Duncan Pardo organized support for the preserve from the student and faculty senates, which each passed separate resolutions in support of preserving Lake Raleigh Woods.
As a result of the resolutions, in the spring of 2005 the N.C. State administration and the environmentalists struck an agreement. University planners were willing to halt almost one million square feet of proposed mixed development—condos, offices and academic facilities—near the lake, as long as the chancellor's residence could be located there.
For years, the lake's defenders thought they had earned a victory.
Then the fence was erected, which cuts off trail access within the preserve.
"From a purely philosophical standpoint, the university knowingly situated the chancellor's residence at what has been fought for and won as a community asset," Duncan Pardo says. "Cutting off trail access to that asset and commandeering an entire bluff for one individual and his family and friends seems pretty bogus to me."
At the chancellor's forum, Woodson pleaded ignorance about the 2005 agreement.
"Look, I wasn't here, I don't know about the resolutions. I'm not sure what the resolutions were that you are referring to, but apparently there was an agreement that that tract of land would be used for a new chancellor's residence. Is that true? And do you feel we're going against that resolution now?" Woodson asked Goodell during the forum.
"Yes, I do," Goodell responded. "Yes, very strongly, I do."
Yet there is a problem with the deal: The activists didn't get it in writing.
"There's no way to say whether they are sticking to the quote, unquote agreement, because it was subject to interpretation, given that it was never put on a map," Duncan Pardo says regretfully.
She says the current construction consumes more land than she expected, ensnarling trails and the lakeside view.

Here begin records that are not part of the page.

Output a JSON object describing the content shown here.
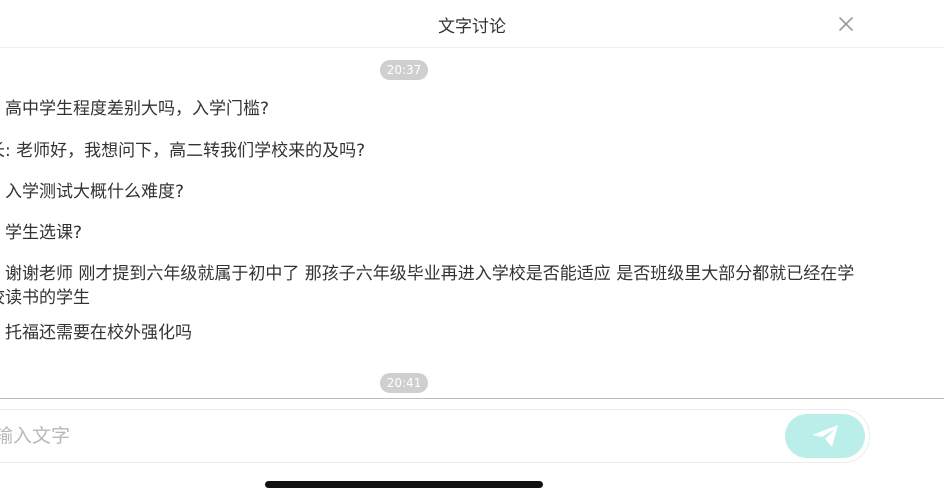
{
  "header": {
    "title": "文字讨论"
  },
  "messages": {
    "time_1": "20:37",
    "items": [
      "、高中学生程度差别大吗，入学门槛?",
      "长: 老师好，我想问下，高二转我们学校来的及吗?",
      "、入学测试大概什么难度?",
      "、学生选课?",
      "、谢谢老师 刚才提到六年级就属于初中了 那孩子六年级毕业再进入学校是否能适应 是否班级里大部分都就已经在学校读书的学生",
      "、托福还需要在校外强化吗"
    ],
    "time_2": "20:41"
  },
  "input": {
    "placeholder": "这输入文字",
    "value": ""
  },
  "colors": {
    "send_button_bg": "#b9eee9",
    "send_icon": "#ffffff",
    "time_pill_bg": "#cfcfcf"
  },
  "icons": {
    "close": "close-icon",
    "send": "paper-plane-icon"
  }
}
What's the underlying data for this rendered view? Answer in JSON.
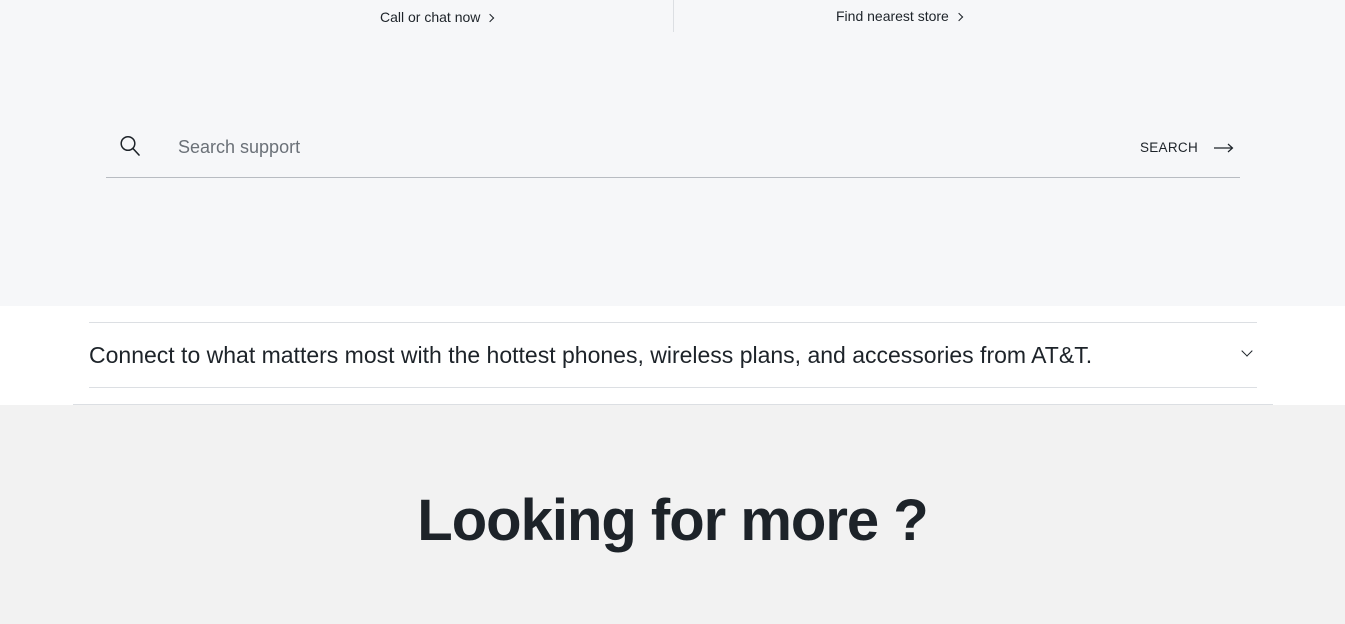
{
  "contact": {
    "call_label": "Call or chat now",
    "store_label": "Find nearest store"
  },
  "search": {
    "placeholder": "Search support",
    "button_label": "SEARCH"
  },
  "accordion": {
    "title": "Connect to what matters most with the hottest phones, wireless plans, and accessories from AT&T."
  },
  "more": {
    "title": "Looking for more ?"
  },
  "icons": {
    "search": "search-icon",
    "arrow": "arrow-right-icon",
    "chevron_right": "chevron-right-icon",
    "chevron_down": "chevron-down-icon"
  },
  "colors": {
    "text": "#1d2329",
    "top_bg": "#f6f7f9",
    "bottom_bg": "#f2f2f2"
  }
}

N.C. State Associate Vice Chancellor for Facilities Kevin MacNaughton says the plan never set a rigid boundary for the footprint of the property.
"As I look at the site plan, we really never figured out what the clearing area is out there; what you see today is essentially the cleared area," he says, estimating the property's size at two or three acres.
MacNaughton says he plans to reassess the fencing, which is for privacy and security, once the trees are bare. He wants to make certain that guests are unable to see the fence from the house. However, hikers will be able to see it.
As for the trails, MacNaughton says they are "kind of ad hoc." They hope to find new routes for walkers and joggers but to keep out mountain bikers because of their impact on the terrain.
Woodson and university officials are touting the "green" aspects of the residence: geothermal heating, LED lighting and a turf parking lot with zero groundwater runoff.
"One of the things I've been amazed by is the willingness to put into that project very expensive technologies and processes to ensure that the habitat is least impacted as possible," Woodson said at the forum, calling the house, "one of the most green facilities on this campus."
The irony is not lost on Goodell: "They are trying to sell this as an eco-friendly house, yet they are putting up a fence around the nature preserve and cutting it to build a McMansion."
At September's forum, Woodson emphasized the importance of having adequate space to court potential donors. (The Alumni Center, a few football field length's away from the new residence, is apparently not appropriate.)
To make the home pleasing to donors, Malecha said he created blueprints for "an ambassadorial residence" with "familiar modernism," in which new age architecture meets Southern plantation mansion style.
University planners hope the property will be viewed as a home not only to Woodson but to more than 300,000 N.C. State alumni, who, they say, will be welcomed as family.
"This is the people's house," Malecha says. "It's not the expression of a wealthy industrialist."